→ Problem to solve
These entries are to be retyped in full, word for word.

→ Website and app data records
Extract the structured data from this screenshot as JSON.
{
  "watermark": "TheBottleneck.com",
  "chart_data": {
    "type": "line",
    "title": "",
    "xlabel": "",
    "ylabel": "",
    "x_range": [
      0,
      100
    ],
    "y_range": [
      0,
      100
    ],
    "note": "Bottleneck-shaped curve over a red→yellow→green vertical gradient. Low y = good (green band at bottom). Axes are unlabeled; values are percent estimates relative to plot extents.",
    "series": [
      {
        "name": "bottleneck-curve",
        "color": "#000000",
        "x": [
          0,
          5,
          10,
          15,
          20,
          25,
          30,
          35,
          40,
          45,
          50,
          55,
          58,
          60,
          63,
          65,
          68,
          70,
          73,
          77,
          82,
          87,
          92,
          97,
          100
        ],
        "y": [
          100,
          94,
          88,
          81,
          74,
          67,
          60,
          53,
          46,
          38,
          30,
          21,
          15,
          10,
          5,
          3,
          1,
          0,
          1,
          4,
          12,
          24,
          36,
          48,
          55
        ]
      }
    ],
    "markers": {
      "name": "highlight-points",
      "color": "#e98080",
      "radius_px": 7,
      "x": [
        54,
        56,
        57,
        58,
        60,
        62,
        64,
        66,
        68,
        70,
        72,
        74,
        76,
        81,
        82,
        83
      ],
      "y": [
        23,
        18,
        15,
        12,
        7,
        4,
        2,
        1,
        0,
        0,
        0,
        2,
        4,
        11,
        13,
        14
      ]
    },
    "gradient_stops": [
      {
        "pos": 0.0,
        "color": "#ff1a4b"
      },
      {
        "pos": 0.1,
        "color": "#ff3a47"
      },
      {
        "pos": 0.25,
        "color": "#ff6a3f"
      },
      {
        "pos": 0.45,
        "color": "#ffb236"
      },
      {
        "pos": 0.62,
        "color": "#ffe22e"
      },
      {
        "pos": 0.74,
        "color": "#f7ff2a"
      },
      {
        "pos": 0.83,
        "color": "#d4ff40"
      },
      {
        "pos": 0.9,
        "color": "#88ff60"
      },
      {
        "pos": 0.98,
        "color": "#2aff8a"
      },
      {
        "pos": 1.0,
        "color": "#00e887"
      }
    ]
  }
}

→ Worked solution
Extract the structured data from this screenshot as JSON.
{
  "watermark": "TheBottleneck.com",
  "chart_data": {
    "type": "line",
    "title": "",
    "xlabel": "",
    "ylabel": "",
    "x_range": [
      0,
      100
    ],
    "y_range": [
      0,
      100
    ],
    "note": "Bottleneck-shaped curve over a red→yellow→green vertical gradient. Low y = good (green band at bottom). Axes are unlabeled; values are percent estimates relative to plot extents.",
    "series": [
      {
        "name": "bottleneck-curve",
        "color": "#000000",
        "x": [
          0,
          5,
          10,
          15,
          20,
          25,
          30,
          35,
          40,
          45,
          50,
          55,
          58,
          60,
          63,
          65,
          68,
          70,
          73,
          77,
          82,
          87,
          92,
          97,
          100
        ],
        "y": [
          100,
          94,
          88,
          81,
          74,
          67,
          60,
          53,
          46,
          38,
          30,
          21,
          15,
          10,
          5,
          3,
          1,
          0,
          1,
          4,
          12,
          24,
          36,
          48,
          55
        ]
      }
    ],
    "markers": {
      "name": "highlight-points",
      "color": "#e98080",
      "radius_px": 7,
      "x": [
        54,
        56,
        57,
        58,
        60,
        62,
        64,
        66,
        68,
        70,
        72,
        74,
        76,
        81,
        82,
        83
      ],
      "y": [
        23,
        18,
        15,
        12,
        7,
        4,
        2,
        1,
        0,
        0,
        0,
        2,
        4,
        11,
        13,
        14
      ]
    },
    "gradient_stops": [
      {
        "pos": 0.0,
        "color": "#ff1a4b"
      },
      {
        "pos": 0.1,
        "color": "#ff3a47"
      },
      {
        "pos": 0.25,
        "color": "#ff6a3f"
      },
      {
        "pos": 0.45,
        "color": "#ffb236"
      },
      {
        "pos": 0.62,
        "color": "#ffe22e"
      },
      {
        "pos": 0.74,
        "color": "#f7ff2a"
      },
      {
        "pos": 0.83,
        "color": "#d4ff40"
      },
      {
        "pos": 0.9,
        "color": "#88ff60"
      },
      {
        "pos": 0.98,
        "color": "#2aff8a"
      },
      {
        "pos": 1.0,
        "color": "#00e887"
      }
    ]
  }
}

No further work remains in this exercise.